Saudi Arabia tries to reassure the Palestinians – but of what?
Saudi Arabia’s first envoy to the Palestinian Authority, Nayef al-Sudairi, is currently visiting the West Bank, where he’s meeting with Palestinian Authority President Mahmoud Abbas. Al-Sudairi is also expected to visit the Al-Aqsa Mosque, which Jews call the Temple Mount, which would mark the first visit of a Saudi official to East Jerusalem since Israel seized the territory in a 1967 war.
Why now? Al-Sudairi, who is also Saudi’s ambassador to Jordan, comes as Riyadh and Jerusalem are reportedly inching closer toward a diplomatic normalization deal – a huge development after Israel normalized ties with the United Arab Emirates, Bahrain, and Morocco in recent years.

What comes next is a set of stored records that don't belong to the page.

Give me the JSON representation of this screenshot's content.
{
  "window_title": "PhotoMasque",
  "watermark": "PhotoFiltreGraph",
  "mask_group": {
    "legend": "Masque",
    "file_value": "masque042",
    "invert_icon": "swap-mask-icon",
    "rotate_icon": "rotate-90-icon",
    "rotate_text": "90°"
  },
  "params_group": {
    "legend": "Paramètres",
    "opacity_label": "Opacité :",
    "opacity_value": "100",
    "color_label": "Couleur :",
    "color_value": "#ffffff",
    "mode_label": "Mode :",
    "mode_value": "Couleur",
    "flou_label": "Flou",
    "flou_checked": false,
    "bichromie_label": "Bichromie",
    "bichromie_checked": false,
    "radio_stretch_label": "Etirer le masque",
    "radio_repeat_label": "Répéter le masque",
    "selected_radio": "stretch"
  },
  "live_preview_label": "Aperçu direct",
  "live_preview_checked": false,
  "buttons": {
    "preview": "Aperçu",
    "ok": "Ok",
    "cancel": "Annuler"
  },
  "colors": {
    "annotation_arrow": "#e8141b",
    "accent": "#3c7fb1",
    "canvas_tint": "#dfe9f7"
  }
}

What do the Saudis want? While Riyadh, custodian of two of the holiest sites in Islam, is attempting to show that it remains committed to the Palestinian cause, it is more concerned about getting Washington’s assistance to build a civilian nuclear program and other security guarantees from Uncle Joe. The Biden administration says these concessions would be contingent on Saudi normalization with Israel.

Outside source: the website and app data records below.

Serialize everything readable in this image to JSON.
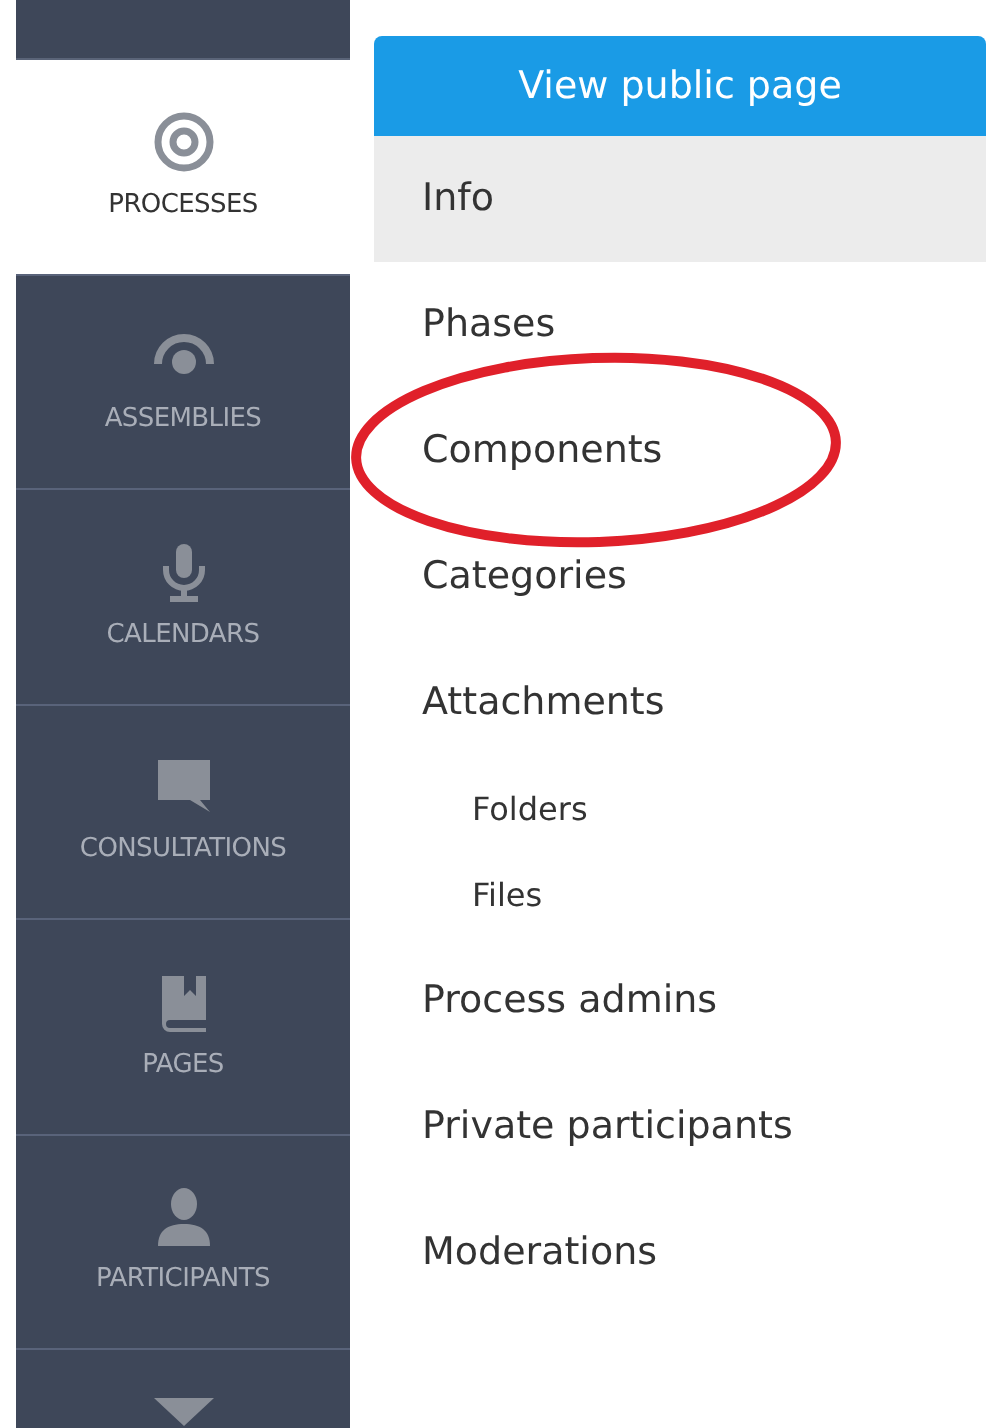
{
  "sidebar": {
    "items": [
      {
        "label": "PROCESSES",
        "selected": true
      },
      {
        "label": "ASSEMBLIES",
        "selected": false
      },
      {
        "label": "CALENDARS",
        "selected": false
      },
      {
        "label": "CONSULTATIONS",
        "selected": false
      },
      {
        "label": "PAGES",
        "selected": false
      },
      {
        "label": "PARTICIPANTS",
        "selected": false
      }
    ]
  },
  "view_public_button": "View public page",
  "menu": [
    {
      "label": "Info",
      "selected": true
    },
    {
      "label": "Phases",
      "selected": false
    },
    {
      "label": "Components",
      "selected": false
    },
    {
      "label": "Categories",
      "selected": false
    },
    {
      "label": "Attachments",
      "selected": false,
      "children": [
        {
          "label": "Folders",
          "selected": false
        },
        {
          "label": "Files",
          "selected": false
        }
      ]
    },
    {
      "label": "Process admins",
      "selected": false
    },
    {
      "label": "Private participants",
      "selected": false
    },
    {
      "label": "Moderations",
      "selected": false
    }
  ],
  "annotations": [
    {
      "kind": "ellipse"
    }
  ]
}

The view from the Palestinian camp is that a thaw between Israel and Saudi is a betrayal of the Palestinians and a departure from the Saudis’ previous position that they wouldn’t embrace Israel until the Palestinian issue was settled. Riyadh, for its part, had previously said that this would have to include Israel's withdrawal from some areas, such as the West Bank, East Jerusalem and the Golan Heights.
For now, there’s every indication that Riyadh is moving full steam ahead: In a rare English-language interview last week, Saudi Crown Prince Mohammed bin Salman said he wants to see “a good life for the Palestinians,” but he stopped short of saying that Palestinian statehood was linked to ongoing normalization efforts with Israel.